You know what is sad? The fact there is a solution out there for homeowners but the political environment makes it near impossible to get those solutions in the property owners' hands. A New England company, Earth Protection Systems, has been trying to get their product "out there" - its incredible, unique and simple to install...yet the bureaucratic nonsense continues to stall their efforts. With each and every passing day beaches are eroding! Perhaps with enough "noise" from homeowners they can demand access and be empowered to save their properties?

Don't do it!

I hope this bill doesn't get off the ground. We don't want our great state to ruin its coast with groins and other permanant structures that starve sand from other beaches down the coast. Its a slippery slope because once you install the first then beaches down the coast need them too because they are not getting any of the sand flowing down. We don't want to end up like New Jersery with its ugly seawalls where there is no beach left! These homeowners need to suck it up and lose heir homes if that is what mother nature decides. You can rebuild inland!

Get the facts

Beachlover is using the old favorite argument about "not becoming NJ" without knowing what a terminal structure is. A properly designed terminal structure is not a hardened structure and will not retain any more sand than is necessary to protect the end of an island from being sucked into an inlet. People argue that we should not mess with the way "Mother Nature" wants to naturally move the sands around. This problem is not caused from trying to fight Mother Nature - it is caused by the MANMADE activities of creating the ICW and inlets to it. Of course, beachlover can't help but throw in the "rich, stupid homeowners" argument. Some of the homeowners affected bought cottages that were FOURTH ROW 30-40 years ago and can't afford to move. These aren't rich people and these aren't mansions. Come to Ocean Isle and talk to some of the people affected there. Also, it's not just homeowners, some $60 million of OIB infrastructure including streets, sewer, electrical, and cable have been sucked into the ocean. Do you want sewer accesses opened into the ocean by erosion? As for the environment, a terminal structure actually improves the turtle and shorebird habitats. Have you ever seen a loggerhead turtle nest boil over? It's an awesome sight to see an endangered species reproduce. The problem is that the nesting area is being reduced as the beach is being sucked into nearby inlets leaving dedicated volunteers to move what few nests can even be established to safer parts of the beach - a risky operation. Finally, did you read that this bill does NOT automatically approve terminal structures? It simply allows that they be studied and gives the Coastal Resource Commission - which is chartered with protecting Carolina beaches - the option to use this tool in the very limited number of areas where it will prevent inlet erosion. It does NOT authorize the use of a jetty, seawall, or any other hardened structure - which is what you actually refer to when you reference New Jersey. I invite all readers to understand these facts and not be swayed by the overly simplistic and simply wrong arguments of people like "beachlover"
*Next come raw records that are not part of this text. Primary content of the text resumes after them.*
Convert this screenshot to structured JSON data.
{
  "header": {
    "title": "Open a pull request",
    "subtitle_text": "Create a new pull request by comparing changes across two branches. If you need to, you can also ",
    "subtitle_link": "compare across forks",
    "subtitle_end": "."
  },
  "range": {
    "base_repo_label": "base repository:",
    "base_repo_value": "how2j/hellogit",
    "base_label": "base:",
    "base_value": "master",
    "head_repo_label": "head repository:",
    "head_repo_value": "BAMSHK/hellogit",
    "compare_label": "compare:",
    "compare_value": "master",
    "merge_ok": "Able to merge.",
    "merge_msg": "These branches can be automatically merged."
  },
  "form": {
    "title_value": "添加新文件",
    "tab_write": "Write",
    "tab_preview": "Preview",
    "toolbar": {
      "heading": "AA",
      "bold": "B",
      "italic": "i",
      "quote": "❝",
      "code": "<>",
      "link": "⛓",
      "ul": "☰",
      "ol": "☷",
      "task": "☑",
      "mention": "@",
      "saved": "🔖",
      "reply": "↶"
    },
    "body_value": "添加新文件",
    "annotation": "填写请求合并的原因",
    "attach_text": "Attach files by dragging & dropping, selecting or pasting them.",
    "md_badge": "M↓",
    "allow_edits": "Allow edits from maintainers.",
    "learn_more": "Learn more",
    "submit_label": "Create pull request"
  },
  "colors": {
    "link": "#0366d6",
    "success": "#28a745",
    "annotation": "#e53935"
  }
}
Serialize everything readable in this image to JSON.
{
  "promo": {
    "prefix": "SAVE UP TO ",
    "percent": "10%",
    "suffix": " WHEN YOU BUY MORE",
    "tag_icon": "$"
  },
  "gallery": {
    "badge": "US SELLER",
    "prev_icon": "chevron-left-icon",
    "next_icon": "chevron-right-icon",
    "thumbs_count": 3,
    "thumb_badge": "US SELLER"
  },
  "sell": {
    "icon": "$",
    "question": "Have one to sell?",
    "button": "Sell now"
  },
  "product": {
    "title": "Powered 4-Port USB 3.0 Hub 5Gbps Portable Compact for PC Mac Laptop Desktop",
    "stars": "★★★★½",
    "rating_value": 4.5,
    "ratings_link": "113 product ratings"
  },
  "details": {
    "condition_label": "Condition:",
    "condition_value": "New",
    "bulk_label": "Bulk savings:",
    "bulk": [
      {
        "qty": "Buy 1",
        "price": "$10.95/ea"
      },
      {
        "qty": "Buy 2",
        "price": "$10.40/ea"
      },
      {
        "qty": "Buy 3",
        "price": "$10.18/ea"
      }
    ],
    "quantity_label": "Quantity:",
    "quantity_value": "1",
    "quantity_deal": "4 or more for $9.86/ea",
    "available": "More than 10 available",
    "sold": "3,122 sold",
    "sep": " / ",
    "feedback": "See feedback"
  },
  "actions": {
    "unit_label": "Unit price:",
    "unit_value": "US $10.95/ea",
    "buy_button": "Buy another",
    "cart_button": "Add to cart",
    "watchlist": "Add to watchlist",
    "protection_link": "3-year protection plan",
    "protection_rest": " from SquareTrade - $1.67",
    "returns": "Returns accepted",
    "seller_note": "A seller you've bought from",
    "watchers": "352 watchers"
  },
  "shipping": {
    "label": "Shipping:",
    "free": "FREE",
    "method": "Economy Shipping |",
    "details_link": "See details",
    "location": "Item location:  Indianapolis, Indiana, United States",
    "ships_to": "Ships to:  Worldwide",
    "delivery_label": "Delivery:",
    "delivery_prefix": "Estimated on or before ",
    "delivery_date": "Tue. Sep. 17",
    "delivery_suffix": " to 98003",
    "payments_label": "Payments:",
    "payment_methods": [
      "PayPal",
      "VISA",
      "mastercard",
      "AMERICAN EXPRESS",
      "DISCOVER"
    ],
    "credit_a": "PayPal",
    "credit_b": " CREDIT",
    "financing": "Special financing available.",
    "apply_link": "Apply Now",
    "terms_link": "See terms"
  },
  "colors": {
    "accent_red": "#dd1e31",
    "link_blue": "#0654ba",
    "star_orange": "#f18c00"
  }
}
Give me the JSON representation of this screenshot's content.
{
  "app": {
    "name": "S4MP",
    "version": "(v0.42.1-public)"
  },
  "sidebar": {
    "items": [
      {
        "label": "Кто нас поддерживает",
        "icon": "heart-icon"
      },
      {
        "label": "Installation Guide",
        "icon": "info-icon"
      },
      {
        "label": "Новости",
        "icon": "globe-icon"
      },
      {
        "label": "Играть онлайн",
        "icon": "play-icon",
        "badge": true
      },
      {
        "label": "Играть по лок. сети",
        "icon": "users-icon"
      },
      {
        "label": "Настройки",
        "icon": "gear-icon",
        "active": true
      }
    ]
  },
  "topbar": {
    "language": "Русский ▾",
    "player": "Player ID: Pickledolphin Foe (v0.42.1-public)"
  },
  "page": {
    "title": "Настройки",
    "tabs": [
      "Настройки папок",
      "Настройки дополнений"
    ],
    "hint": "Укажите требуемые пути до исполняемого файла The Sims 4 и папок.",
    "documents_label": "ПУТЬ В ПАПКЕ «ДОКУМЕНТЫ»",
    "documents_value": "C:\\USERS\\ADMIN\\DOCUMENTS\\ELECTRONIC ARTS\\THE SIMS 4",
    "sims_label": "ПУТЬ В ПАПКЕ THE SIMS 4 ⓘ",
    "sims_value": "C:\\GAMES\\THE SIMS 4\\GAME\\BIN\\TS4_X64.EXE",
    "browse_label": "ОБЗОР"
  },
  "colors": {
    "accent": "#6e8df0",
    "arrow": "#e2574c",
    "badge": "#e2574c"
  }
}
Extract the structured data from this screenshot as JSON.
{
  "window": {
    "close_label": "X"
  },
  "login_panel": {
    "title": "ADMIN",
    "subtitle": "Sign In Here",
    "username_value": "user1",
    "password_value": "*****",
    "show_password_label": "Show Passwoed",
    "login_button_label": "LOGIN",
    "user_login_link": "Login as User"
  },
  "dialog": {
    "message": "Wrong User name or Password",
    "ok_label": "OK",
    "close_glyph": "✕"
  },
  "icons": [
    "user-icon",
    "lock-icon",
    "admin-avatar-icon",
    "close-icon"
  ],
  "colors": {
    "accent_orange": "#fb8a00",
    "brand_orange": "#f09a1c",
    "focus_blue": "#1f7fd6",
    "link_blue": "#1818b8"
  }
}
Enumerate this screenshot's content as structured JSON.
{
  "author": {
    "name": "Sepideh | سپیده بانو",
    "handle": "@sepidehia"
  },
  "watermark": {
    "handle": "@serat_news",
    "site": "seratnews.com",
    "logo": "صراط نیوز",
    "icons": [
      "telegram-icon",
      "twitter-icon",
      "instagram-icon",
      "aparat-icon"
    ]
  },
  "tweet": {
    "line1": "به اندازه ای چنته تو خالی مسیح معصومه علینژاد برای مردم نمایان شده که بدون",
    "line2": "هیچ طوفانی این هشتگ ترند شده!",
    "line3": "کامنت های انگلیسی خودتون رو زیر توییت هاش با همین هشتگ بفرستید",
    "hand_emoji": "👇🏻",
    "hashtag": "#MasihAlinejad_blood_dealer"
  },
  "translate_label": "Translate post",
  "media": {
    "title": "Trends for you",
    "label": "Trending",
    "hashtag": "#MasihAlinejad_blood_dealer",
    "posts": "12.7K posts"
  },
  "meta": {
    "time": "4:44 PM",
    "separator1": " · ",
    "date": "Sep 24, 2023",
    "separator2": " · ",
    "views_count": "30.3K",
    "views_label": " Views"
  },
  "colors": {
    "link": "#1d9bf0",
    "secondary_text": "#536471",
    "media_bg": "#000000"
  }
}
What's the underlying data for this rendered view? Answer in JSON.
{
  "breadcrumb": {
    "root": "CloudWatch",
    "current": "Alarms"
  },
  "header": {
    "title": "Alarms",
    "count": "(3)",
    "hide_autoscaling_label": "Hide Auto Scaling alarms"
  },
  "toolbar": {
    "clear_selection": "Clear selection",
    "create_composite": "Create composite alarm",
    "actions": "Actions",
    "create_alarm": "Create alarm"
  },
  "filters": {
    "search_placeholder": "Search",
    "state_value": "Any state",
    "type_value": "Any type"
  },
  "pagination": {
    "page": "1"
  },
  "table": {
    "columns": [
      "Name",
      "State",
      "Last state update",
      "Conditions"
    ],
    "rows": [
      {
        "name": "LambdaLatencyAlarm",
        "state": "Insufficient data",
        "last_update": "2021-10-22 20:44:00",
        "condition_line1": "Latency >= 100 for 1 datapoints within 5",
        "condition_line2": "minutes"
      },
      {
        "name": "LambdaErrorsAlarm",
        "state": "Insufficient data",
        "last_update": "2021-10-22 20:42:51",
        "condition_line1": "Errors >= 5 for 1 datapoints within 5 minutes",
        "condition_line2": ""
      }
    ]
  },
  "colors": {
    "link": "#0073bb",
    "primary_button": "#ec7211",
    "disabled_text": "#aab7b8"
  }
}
Hitting home!

Wow realbeachlover you must live in one of these 4th row houses. Sorry you can't afford to move. Its shows how truly irresponsible builders have been when even the fourth row back is in danger! I know this is just opening a study but I have extensive knowledge of local oceanography and do want to see a move in this direction. Sounds like Oak Island is reaping what they have sewn. When you build in a bad location in the first place how can you be upset when the outcome is bad. Also they should not be able to rebuild especially if the sewer is leaking back into the ocean. I don't think you love the beach you must just love your own property. Pretty shallow "realbeachlover."